If you thought houses and rents were expensive in the UK, take a look at this 2-bed house built in an alleyway that just sold for $2.1 million (£1.3 million)

Listed in August 2009 for $2.7m, the Real estate broker said that “despite the awkward dimensions, the property will fetch its listed price due to its uniqueness, history and location in one of the city’s most famous preserved neighborhoods.”

Well there can’t be too much confidence in the US / New York Market if it took 4 months to sell and at 22% below the value they expected! It’s still good money for an approx. 1071 sq ft property. That’s nearly $2000 per square foot (£1200 sq.ft.) they got from the $2500 sq.ft. it was valued at!

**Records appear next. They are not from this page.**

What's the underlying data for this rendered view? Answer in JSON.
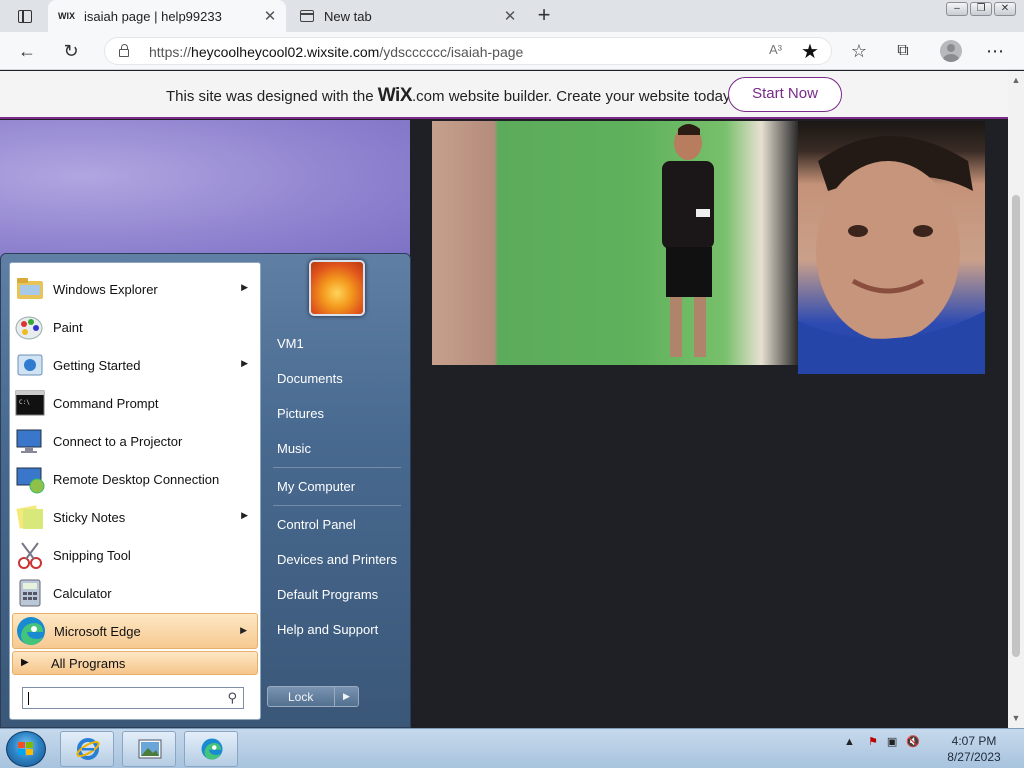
{
  "browser": {
    "tabs": [
      {
        "favicon": "WIX",
        "title": "isaiah page | help99233",
        "active": true
      },
      {
        "title": "New tab",
        "active": false
      }
    ],
    "url_prefix": "https://",
    "url_host": "heycoolheycool02.wixsite.com",
    "url_path": "/ydscccccc/isaiah-page",
    "read_aloud": "A³"
  },
  "wix_banner": {
    "text_before": "This site was designed with the",
    "logo": "WiX",
    "logo_suffix": ".com",
    "text_after": "website builder. Create your website today.",
    "button": "Start Now",
    "accent_color": "#7a2a8a"
  },
  "start_menu": {
    "programs": [
      {
        "label": "Windows Explorer",
        "icon": "folder-explorer-icon",
        "submenu": true
      },
      {
        "label": "Paint",
        "icon": "paint-icon",
        "submenu": false
      },
      {
        "label": "Getting Started",
        "icon": "getting-started-icon",
        "submenu": true
      },
      {
        "label": "Command Prompt",
        "icon": "command-prompt-icon",
        "submenu": false
      },
      {
        "label": "Connect to a Projector",
        "icon": "projector-icon",
        "submenu": false
      },
      {
        "label": "Remote Desktop Connection",
        "icon": "remote-desktop-icon",
        "submenu": false
      },
      {
        "label": "Sticky Notes",
        "icon": "sticky-notes-icon",
        "submenu": true
      },
      {
        "label": "Snipping Tool",
        "icon": "snipping-tool-icon",
        "submenu": false
      },
      {
        "label": "Calculator",
        "icon": "calculator-icon",
        "submenu": false
      },
      {
        "label": "Microsoft Edge",
        "icon": "edge-icon",
        "submenu": true,
        "highlighted": true
      }
    ],
    "all_programs": "All Programs",
    "places": [
      "VM1",
      "Documents",
      "Pictures",
      "Music",
      "My Computer",
      "Control Panel",
      "Devices and Printers",
      "Default Programs",
      "Help and Support"
    ],
    "lock_button": "Lock",
    "search_placeholder": ""
  },
  "taskbar": {
    "time": "4:07 PM",
    "date": "8/27/2023",
    "pinned": [
      "internet-explorer-icon",
      "photo-viewer-icon",
      "edge-icon"
    ]
  }
}
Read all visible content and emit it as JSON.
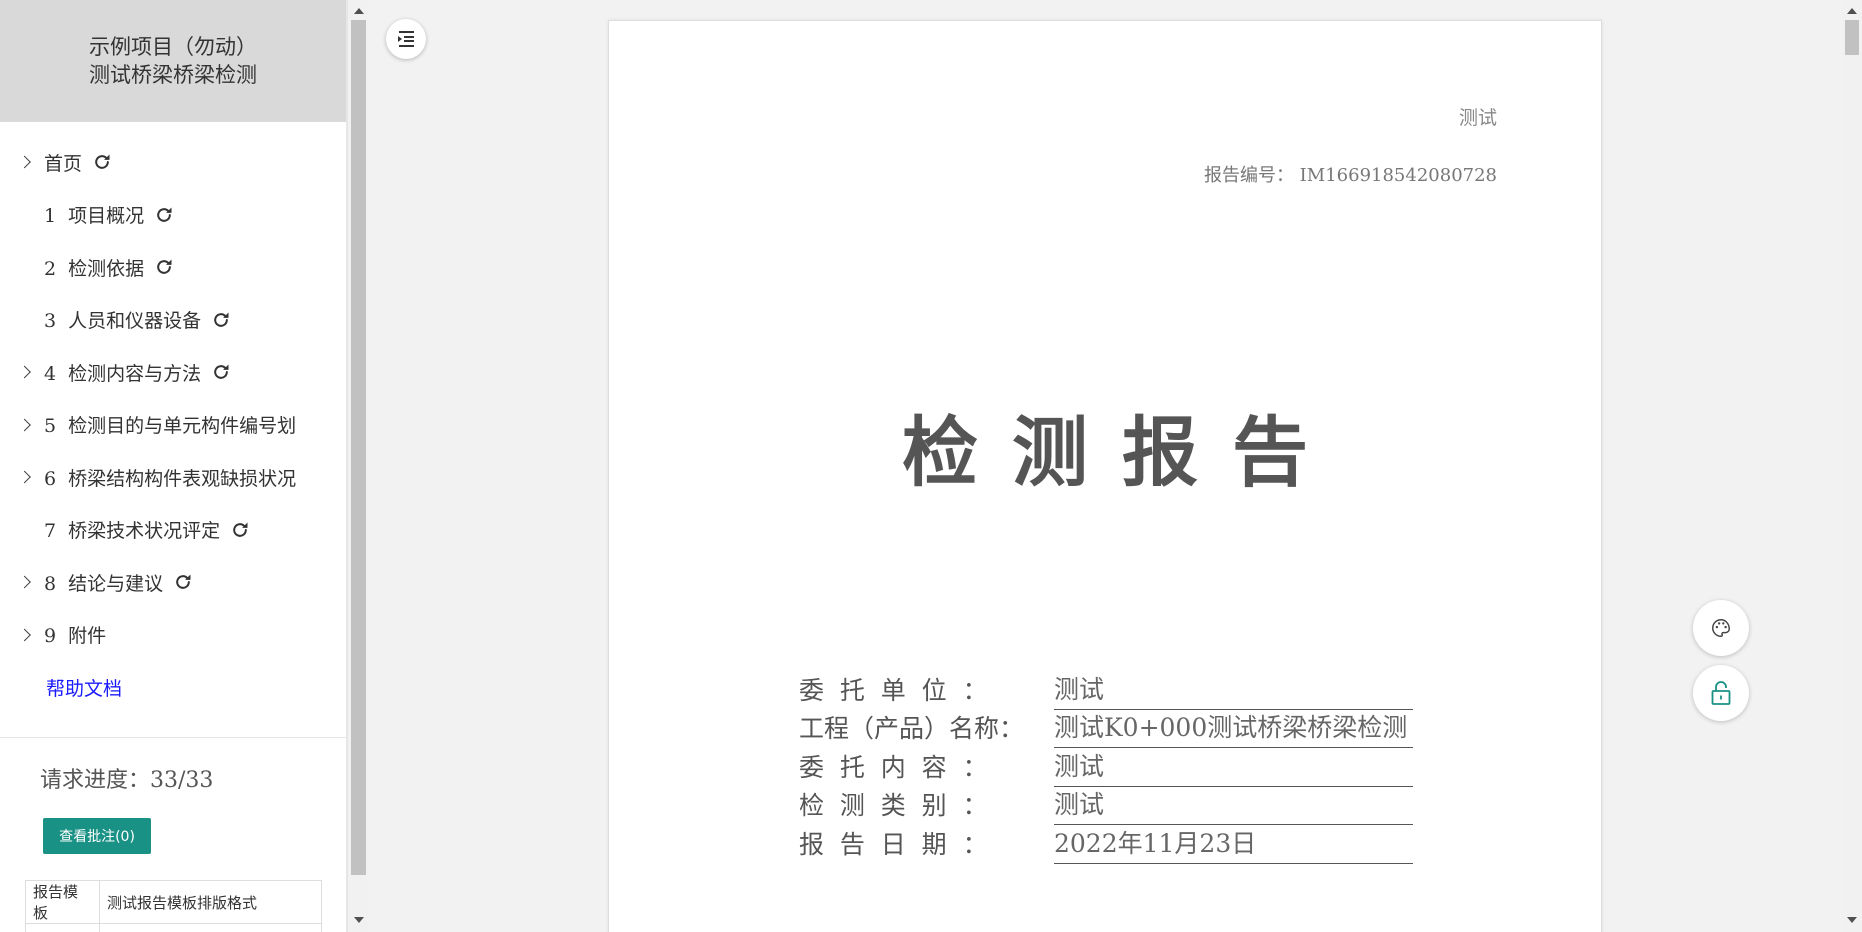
{
  "sidebar": {
    "title_line1": "示例项目（勿动）",
    "title_line2": "测试桥梁桥梁检测",
    "items": [
      {
        "label": "首页",
        "expandable": true,
        "refresh": true
      },
      {
        "label": "1  项目概况",
        "expandable": false,
        "refresh": true
      },
      {
        "label": "2  检测依据",
        "expandable": false,
        "refresh": true
      },
      {
        "label": "3  人员和仪器设备",
        "expandable": false,
        "refresh": true
      },
      {
        "label": "4  检测内容与方法",
        "expandable": true,
        "refresh": true
      },
      {
        "label": "5  检测目的与单元构件编号划",
        "expandable": true,
        "refresh": false
      },
      {
        "label": "6  桥梁结构构件表观缺损状况",
        "expandable": true,
        "refresh": false
      },
      {
        "label": "7  桥梁技术状况评定",
        "expandable": false,
        "refresh": true
      },
      {
        "label": "8  结论与建议",
        "expandable": true,
        "refresh": true
      },
      {
        "label": "9  附件",
        "expandable": true,
        "refresh": false
      }
    ],
    "help_label": "帮助文档",
    "progress_label": "请求进度：33/33",
    "annotation_button": "查看批注(0)",
    "template_label": "报告模板",
    "template_value": "测试报告模板排版格式"
  },
  "document": {
    "org": "测试",
    "report_number": "报告编号： IM166918542080728",
    "title": "检测报告",
    "fields": [
      {
        "label": "委  托  单  位  ：",
        "value": "测试"
      },
      {
        "label": "工程（产品）名称：",
        "value": "测试K0+000测试桥梁桥梁检测"
      },
      {
        "label": "委  托  内  容  ：",
        "value": "测试"
      },
      {
        "label": "检  测  类  别  ：",
        "value": "测试"
      },
      {
        "label": "报  告  日  期  ：",
        "value": "2022年11月23日"
      }
    ]
  },
  "colors": {
    "accent": "#1a9185",
    "link": "#1a1aff",
    "sidebar_header": "#d9d9d9",
    "lock_icon": "#1a9185"
  },
  "icons": {
    "toc": "outline-list-icon",
    "theme": "palette-icon",
    "lock": "lock-icon",
    "refresh": "refresh-icon"
  }
}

Then again, with a rental of $10,000 per month, the new owner is not exactly looking for cashflow either! So that’s at least one person with cash who is confident that the real estate / property prices will go up giving them capital growth.

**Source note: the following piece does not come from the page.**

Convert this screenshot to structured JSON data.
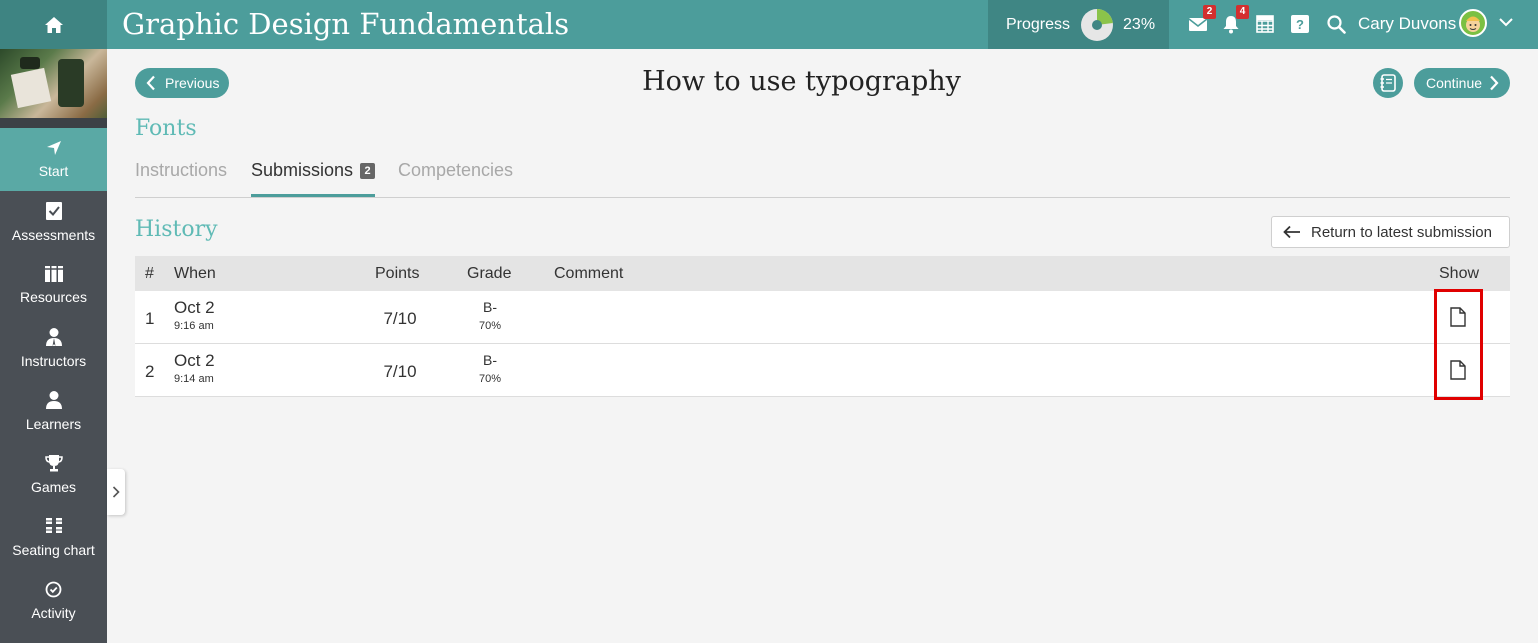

Bobby


“A home less than ten feet wide, which has been dubbed New York City’s skinniest house, has sold for $2.1 million (£1.3million).

Number 75½ Bedford Street: one of New York’s narrowest, and most photographed, houses

The red, 9.5 foot wide, 42 foot long brick building in Manhattan’s fashionable Greenwich Village neighbourhood was built in 1873. Located at number 75½ Bedford Street, it was built on land which previously had been an alleyway between numbers 75 and 77.

The interior, unsurprisingly as the house isn’t a TARDIS, is even smaller, measuring just 8.5 feet wide.

The two bedroom, two bathroom home, which went on the market priced at $2.7 million in August last year, was last sold in 2000 for $1.6 million.

At the time it was listed last August, real estate agent Alex Nicholas admitted: ‘Due to the narrowness of the house, I think you have to be very clever in how you decorate.’

The narrow home has had some famous residents in the past – a plaque on it notes that poet Edna St. Vincent Millay once lived there; so did anthropologist Margaret Mead.

However, it looks like the new owners might not be living there themselves – the newly-sold building was listed on real estate websites on Wednesday as a rental available for $10,000 a month.” – Source: Tom Phillips – www.metro.co.uk